SOURCE INFORMATION =
-*-*-
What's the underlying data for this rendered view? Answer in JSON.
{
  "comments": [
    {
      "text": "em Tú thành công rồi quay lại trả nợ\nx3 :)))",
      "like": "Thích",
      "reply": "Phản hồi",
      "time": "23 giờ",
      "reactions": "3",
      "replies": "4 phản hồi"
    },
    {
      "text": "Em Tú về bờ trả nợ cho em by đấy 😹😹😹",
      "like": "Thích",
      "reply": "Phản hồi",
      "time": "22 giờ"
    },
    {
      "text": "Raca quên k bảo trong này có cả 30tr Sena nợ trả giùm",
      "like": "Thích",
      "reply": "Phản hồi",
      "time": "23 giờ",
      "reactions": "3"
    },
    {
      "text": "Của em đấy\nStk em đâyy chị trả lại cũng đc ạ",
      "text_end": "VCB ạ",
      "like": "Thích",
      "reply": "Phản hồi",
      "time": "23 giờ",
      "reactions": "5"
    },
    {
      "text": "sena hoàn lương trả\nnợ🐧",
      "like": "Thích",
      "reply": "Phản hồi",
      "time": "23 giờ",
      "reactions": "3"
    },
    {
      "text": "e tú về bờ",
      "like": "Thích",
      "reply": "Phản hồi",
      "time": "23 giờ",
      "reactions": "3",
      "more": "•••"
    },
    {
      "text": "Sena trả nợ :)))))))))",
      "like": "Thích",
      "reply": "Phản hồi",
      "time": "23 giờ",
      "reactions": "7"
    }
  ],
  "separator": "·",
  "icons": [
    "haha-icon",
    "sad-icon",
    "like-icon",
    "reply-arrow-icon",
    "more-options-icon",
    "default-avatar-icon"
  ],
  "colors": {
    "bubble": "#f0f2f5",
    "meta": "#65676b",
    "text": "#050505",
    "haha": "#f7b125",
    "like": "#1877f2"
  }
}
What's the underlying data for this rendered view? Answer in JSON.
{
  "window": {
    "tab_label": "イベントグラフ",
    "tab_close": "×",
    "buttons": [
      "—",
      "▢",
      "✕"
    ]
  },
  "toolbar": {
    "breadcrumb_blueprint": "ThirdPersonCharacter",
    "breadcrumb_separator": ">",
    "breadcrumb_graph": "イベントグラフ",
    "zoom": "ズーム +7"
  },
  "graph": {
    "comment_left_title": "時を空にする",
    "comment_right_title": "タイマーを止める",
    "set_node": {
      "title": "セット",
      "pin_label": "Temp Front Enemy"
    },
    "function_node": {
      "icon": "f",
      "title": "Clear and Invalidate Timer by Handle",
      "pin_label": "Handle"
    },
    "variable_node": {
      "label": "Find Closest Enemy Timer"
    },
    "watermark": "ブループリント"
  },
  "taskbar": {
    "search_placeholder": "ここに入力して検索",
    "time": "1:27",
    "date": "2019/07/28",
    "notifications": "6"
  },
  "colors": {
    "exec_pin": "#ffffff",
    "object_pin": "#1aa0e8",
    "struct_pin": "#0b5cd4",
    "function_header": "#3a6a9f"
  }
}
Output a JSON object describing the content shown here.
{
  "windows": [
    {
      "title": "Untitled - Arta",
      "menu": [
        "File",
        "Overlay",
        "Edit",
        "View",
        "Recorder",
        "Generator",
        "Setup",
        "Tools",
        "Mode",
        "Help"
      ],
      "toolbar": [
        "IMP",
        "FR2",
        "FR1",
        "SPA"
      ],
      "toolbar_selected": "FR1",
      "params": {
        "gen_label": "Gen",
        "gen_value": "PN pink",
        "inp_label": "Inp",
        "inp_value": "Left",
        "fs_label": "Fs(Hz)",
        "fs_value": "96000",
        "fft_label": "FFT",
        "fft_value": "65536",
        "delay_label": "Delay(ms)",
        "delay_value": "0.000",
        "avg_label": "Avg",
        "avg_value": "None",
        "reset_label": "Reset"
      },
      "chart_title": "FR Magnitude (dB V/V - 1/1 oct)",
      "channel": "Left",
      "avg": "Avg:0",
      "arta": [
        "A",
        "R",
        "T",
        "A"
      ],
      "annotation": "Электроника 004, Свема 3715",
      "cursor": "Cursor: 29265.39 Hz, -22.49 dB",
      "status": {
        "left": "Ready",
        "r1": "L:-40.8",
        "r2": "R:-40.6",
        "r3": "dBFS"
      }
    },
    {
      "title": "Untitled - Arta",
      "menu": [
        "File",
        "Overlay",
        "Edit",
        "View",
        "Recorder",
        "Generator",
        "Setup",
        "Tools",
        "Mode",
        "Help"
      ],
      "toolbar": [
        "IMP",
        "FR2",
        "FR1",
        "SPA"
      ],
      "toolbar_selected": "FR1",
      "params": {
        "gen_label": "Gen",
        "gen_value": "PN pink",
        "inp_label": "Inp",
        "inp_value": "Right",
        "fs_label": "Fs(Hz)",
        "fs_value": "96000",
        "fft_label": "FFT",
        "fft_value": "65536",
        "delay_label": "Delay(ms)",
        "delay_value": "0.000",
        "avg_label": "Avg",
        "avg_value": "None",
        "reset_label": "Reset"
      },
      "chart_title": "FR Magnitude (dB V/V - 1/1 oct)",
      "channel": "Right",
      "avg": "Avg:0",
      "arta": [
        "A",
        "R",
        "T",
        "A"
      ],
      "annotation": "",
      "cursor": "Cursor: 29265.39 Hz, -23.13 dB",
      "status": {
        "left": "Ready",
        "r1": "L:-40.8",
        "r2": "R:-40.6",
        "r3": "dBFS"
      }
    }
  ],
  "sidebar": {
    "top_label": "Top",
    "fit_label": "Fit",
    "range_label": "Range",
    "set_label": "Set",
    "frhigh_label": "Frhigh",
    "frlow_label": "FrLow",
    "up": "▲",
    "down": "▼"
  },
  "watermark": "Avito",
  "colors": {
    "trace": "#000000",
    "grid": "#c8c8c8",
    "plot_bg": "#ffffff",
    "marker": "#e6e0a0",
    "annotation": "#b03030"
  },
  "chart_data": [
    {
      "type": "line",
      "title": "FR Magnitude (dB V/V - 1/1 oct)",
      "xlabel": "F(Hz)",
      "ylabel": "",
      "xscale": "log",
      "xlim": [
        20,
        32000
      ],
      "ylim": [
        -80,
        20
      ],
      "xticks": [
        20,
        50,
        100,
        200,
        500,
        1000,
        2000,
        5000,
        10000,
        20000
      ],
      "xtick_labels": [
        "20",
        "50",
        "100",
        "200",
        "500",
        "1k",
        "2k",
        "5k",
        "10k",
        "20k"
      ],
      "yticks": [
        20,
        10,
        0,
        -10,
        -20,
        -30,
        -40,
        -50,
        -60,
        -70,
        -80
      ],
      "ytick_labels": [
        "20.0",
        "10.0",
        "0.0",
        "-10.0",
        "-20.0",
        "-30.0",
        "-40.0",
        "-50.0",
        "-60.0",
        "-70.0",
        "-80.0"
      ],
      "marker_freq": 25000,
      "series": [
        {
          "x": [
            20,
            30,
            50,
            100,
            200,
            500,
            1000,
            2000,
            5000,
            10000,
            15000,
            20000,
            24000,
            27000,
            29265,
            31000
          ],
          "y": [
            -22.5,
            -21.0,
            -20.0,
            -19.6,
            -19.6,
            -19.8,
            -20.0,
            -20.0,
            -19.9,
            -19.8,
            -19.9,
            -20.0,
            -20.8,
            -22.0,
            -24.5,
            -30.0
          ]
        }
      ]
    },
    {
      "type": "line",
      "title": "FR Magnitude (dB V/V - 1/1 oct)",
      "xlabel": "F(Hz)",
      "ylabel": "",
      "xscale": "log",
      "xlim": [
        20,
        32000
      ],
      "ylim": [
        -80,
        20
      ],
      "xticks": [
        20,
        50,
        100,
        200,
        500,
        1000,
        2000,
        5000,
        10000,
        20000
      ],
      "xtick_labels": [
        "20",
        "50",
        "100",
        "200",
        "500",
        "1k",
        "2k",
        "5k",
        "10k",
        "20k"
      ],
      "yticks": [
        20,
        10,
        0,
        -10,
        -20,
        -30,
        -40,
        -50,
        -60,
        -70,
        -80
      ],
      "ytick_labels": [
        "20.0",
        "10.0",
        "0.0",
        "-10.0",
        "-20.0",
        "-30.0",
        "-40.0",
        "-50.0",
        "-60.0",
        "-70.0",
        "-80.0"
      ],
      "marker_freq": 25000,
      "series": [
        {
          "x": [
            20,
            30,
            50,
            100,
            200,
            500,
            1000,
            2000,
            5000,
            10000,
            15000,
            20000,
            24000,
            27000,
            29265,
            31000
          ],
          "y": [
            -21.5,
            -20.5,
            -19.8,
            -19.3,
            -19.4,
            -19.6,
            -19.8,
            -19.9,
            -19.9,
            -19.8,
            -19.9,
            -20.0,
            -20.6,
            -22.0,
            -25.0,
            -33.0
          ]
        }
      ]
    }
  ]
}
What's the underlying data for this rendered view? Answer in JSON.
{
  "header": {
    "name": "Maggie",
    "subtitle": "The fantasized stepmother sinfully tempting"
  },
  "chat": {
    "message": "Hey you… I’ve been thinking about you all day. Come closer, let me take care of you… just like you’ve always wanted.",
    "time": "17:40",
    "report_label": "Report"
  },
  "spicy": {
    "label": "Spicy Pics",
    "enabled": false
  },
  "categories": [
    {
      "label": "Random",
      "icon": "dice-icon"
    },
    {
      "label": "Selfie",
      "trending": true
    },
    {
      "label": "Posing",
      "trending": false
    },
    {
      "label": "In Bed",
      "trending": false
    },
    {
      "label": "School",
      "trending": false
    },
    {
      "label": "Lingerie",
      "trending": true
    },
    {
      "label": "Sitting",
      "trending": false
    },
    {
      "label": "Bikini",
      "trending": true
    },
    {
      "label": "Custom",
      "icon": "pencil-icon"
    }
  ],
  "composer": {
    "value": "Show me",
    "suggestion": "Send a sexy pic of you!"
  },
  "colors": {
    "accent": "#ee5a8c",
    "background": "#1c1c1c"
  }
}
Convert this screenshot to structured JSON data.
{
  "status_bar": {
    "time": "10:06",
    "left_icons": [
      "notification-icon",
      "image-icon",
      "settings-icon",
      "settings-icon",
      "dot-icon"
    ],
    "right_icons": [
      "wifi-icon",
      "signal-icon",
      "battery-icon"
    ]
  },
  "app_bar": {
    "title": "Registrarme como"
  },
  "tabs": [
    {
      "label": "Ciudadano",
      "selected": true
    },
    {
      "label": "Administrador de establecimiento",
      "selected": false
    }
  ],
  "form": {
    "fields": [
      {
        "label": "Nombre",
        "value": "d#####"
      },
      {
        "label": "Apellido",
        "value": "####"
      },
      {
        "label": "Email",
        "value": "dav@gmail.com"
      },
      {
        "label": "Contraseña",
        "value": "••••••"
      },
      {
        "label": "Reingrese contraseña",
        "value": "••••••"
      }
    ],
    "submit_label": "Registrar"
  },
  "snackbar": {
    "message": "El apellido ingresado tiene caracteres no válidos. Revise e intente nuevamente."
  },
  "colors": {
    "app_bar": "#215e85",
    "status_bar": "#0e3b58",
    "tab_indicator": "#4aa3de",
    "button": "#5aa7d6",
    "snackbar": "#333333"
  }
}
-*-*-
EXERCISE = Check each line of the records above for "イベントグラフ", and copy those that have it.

SOLUTION TO THE EXERCISE =
    "tab_label": "イベントグラフ",
    "breadcrumb_graph": "イベントグラフ",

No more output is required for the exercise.